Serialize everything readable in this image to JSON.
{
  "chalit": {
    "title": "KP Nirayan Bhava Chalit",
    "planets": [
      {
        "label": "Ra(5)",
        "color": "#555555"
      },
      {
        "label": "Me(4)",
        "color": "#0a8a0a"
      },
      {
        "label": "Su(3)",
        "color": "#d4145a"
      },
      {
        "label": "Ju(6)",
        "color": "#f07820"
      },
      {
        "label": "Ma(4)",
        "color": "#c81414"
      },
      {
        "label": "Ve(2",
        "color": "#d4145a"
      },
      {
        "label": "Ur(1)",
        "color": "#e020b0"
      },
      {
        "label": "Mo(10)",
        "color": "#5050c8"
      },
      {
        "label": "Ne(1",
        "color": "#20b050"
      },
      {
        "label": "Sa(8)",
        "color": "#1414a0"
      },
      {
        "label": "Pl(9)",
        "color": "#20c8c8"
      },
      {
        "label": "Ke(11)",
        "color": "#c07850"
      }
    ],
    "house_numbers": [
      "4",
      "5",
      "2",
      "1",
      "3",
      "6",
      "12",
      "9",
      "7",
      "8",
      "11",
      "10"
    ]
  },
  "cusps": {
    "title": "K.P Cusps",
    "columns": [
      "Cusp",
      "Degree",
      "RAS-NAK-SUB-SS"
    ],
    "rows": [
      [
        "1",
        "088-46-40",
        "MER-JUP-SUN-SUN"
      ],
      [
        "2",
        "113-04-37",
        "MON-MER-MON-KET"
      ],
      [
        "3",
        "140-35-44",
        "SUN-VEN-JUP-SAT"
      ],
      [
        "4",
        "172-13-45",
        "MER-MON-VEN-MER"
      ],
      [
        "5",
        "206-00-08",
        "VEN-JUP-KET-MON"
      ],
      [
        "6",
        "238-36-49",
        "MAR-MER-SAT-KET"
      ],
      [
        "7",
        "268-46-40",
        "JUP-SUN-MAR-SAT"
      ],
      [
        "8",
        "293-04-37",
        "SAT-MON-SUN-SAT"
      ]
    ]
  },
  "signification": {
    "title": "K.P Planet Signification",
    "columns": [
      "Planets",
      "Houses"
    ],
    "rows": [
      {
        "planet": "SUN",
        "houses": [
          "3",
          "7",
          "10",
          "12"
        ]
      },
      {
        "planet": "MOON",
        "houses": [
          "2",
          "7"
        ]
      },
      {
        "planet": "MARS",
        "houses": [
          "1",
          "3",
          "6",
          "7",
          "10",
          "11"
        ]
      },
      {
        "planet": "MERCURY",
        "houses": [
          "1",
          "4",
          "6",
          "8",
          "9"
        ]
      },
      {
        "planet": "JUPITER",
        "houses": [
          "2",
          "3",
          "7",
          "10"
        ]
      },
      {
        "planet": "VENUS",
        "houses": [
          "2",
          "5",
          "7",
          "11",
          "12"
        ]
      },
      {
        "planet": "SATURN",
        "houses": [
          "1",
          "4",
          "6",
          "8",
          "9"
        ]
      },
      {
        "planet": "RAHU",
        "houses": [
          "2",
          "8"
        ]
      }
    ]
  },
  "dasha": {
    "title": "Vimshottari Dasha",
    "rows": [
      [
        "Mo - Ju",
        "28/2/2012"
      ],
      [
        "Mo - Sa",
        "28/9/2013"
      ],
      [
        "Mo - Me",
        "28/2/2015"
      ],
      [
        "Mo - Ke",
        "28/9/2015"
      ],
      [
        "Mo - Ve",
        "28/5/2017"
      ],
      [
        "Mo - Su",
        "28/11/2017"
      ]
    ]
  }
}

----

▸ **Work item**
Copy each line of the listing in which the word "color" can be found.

▸ **Task result**
        "color": "#555555"
        "color": "#0a8a0a"
        "color": "#d4145a"
        "color": "#f07820"
        "color": "#c81414"
        "color": "#d4145a"
        "color": "#e020b0"
        "color": "#5050c8"
        "color": "#20b050"
        "color": "#1414a0"
        "color": "#20c8c8"
        "color": "#c07850"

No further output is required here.